The crucial lines between an adviser and an agent have finally been clearly drawn in the Indian capital market. This is as crucial as drawing a distinction between a doctor and a chemist. The process that the capital market regulator began in 2013 ended in July 2020 with the Securities and Exchange Board of India (Sebi) notifying the registered investment adviser (RIA) amendments that have gone through years of debate, consultation papers and introspection. Sebi began by asking a question to the mutual fund intermediary: who are you? Are you an agent of the mutual fund or are you an adviser to the investor? The answer to this will determine in whose interest you work. The agent gets his compensation from the mutual fund in the form of a trail commission (Sebi banned front commissions in 2009) and the adviser is compensated by the investor through a fee. You can read the way the debate moved over the years here.
As you pass through a beautiful museum at an airport on the way to your flight, you would stop to admire the sculptures, the paintings, the wall art and murals that make for such compelling beauty and atmosphere. But a former Airports Authority head once stopped me midway in my appreciation of this wonder to burst the beauty bubble. When project costs are mapped closely, art is a great way to inflate costs. Who knows how to value art, he said succinctly. Then it is a matter of connecting dots to figure out what he really said. The cost of expensive infrastructure is paid by the users finally in different ways. One way is the “user development” fees, which ranges from a few hundred to a few thousand over the past years. The latest rates are here.

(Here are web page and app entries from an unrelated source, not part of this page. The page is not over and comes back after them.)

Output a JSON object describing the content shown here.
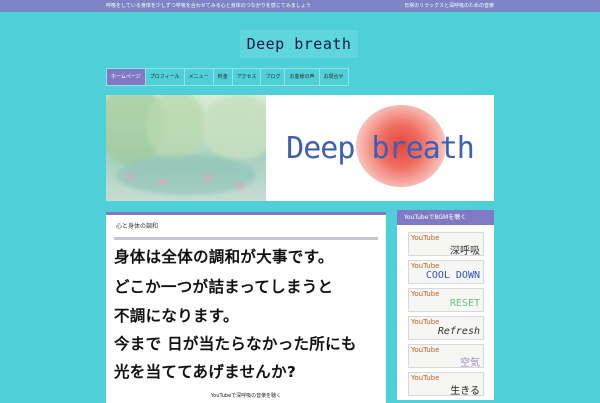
{
  "topbar": {
    "left_text": "呼吸をしている身体を少しずつ呼吸を合わせてみる心と身体のつながりを感じてみましょう",
    "right_text": "日常のリラックスと深呼吸のための音楽"
  },
  "site": {
    "logo": "Deep breath"
  },
  "nav": {
    "items": [
      {
        "label": "ホームページ"
      },
      {
        "label": "プロフィール"
      },
      {
        "label": "メニュー"
      },
      {
        "label": "料金"
      },
      {
        "label": "アクセス"
      },
      {
        "label": "ブログ"
      },
      {
        "label": "お客様の声"
      },
      {
        "label": "お問合せ"
      }
    ]
  },
  "hero": {
    "title": "Deep breath"
  },
  "main": {
    "heading": "心と身体の調和",
    "lines": [
      "身体は全体の調和が大事です。",
      "どこか一つが詰まってしまうと",
      "不調になります。",
      "今まで 日が当たらなかった所にも",
      "光を当ててあげませんか?"
    ],
    "caption": "YouTubeで深呼吸の音楽を聴く"
  },
  "sidebar": {
    "title": "YouTubeでBGMを聴く",
    "buttons": [
      {
        "yt": "YouTube",
        "label": "深呼吸",
        "color": "#333333"
      },
      {
        "yt": "YouTube",
        "label": "COOL DOWN",
        "color": "#2f54b0"
      },
      {
        "yt": "YouTube",
        "label": "RESET",
        "color": "#6dbf7a"
      },
      {
        "yt": "YouTube",
        "label": "Refresh",
        "color": "#2f2f2f"
      },
      {
        "yt": "YouTube",
        "label": "空気",
        "color": "#9b86c9"
      },
      {
        "yt": "YouTube",
        "label": "生きる",
        "color": "#222222"
      }
    ]
  },
  "colors": {
    "background": "#4fd0d9",
    "accent": "#8079c4",
    "hero_title": "#3d5fb8"
  }
}
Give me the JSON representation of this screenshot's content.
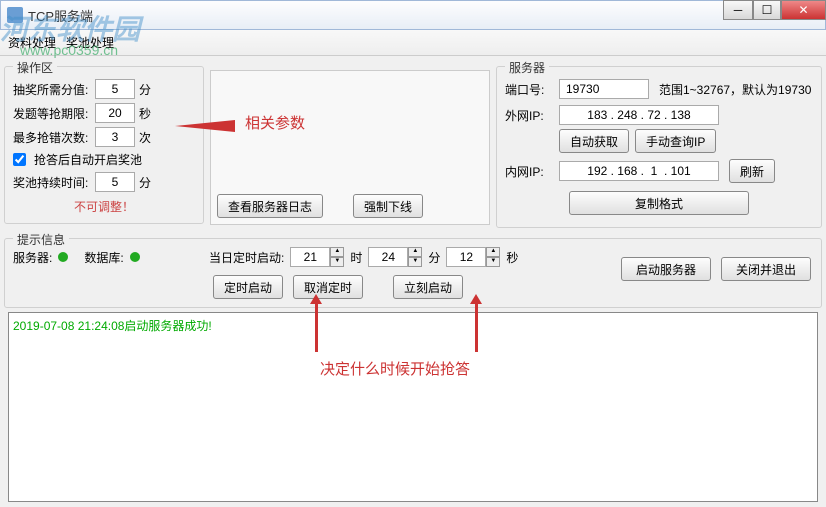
{
  "window": {
    "title": "TCP服务端"
  },
  "menu": {
    "item1": "资料处理",
    "item2": "奖池处理"
  },
  "watermark": {
    "text": "河东软件园",
    "url": "www.pc0359.cn"
  },
  "operation_area": {
    "title": "操作区",
    "score_label": "抽奖所需分值:",
    "score_value": "5",
    "score_unit": "分",
    "time_limit_label": "发题等抢期限:",
    "time_limit_value": "20",
    "time_limit_unit": "秒",
    "max_error_label": "最多抢错次数:",
    "max_error_value": "3",
    "max_error_unit": "次",
    "auto_open_label": "抢答后自动开启奖池",
    "pool_duration_label": "奖池持续时间:",
    "pool_duration_value": "5",
    "pool_duration_unit": "分",
    "no_adjust": "不可调整！"
  },
  "mid": {
    "view_log": "查看服务器日志",
    "force_offline": "强制下线"
  },
  "server": {
    "title": "服务器",
    "port_label": "端口号:",
    "port_value": "19730",
    "port_hint": "范围1~32767，默认为19730",
    "wan_label": "外网IP:",
    "wan_value": "183 . 248 . 72 . 138",
    "auto_get": "自动获取",
    "manual_query": "手动查询IP",
    "lan_label": "内网IP:",
    "lan_value": "192 . 168 .  1  . 101",
    "refresh": "刷新",
    "copy_format": "复制格式"
  },
  "tips": {
    "title": "提示信息",
    "server_label": "服务器:",
    "db_label": "数据库:",
    "timer_label": "当日定时启动:",
    "hour_value": "21",
    "hour_unit": "时",
    "min_value": "24",
    "min_unit": "分",
    "sec_value": "12",
    "sec_unit": "秒",
    "timer_start": "定时启动",
    "cancel_timer": "取消定时",
    "start_now": "立刻启动",
    "start_server": "启动服务器",
    "close_exit": "关闭并退出"
  },
  "log": {
    "line1": "2019-07-08 21:24:08启动服务器成功!"
  },
  "annotations": {
    "params": "相关参数",
    "timing": "决定什么时候开始抢答"
  }
}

We know intuitively that we pay for corruption in many ways, but the cost of graft in anything linked to real estate has the potential to cost not just a few hundred rupees to those who have the capacity to afford a flight, but far more. The worst hit is the roof-over-the-head-seeking homeowner who gets priced out of the market or thrown to distant suburbs with poor amenities. The story of residential real estate can be summed up in three words: stuffed or starving. In the premium segment, there is an oversupply, and in the affordable housing segment, there is a demand overhang estimated to be about 10 million units in 2019 and a supply overhang of about 13 million units in the premium and luxury market. What people want they don’t build. What they build, people don’t want. The key to the story is the price.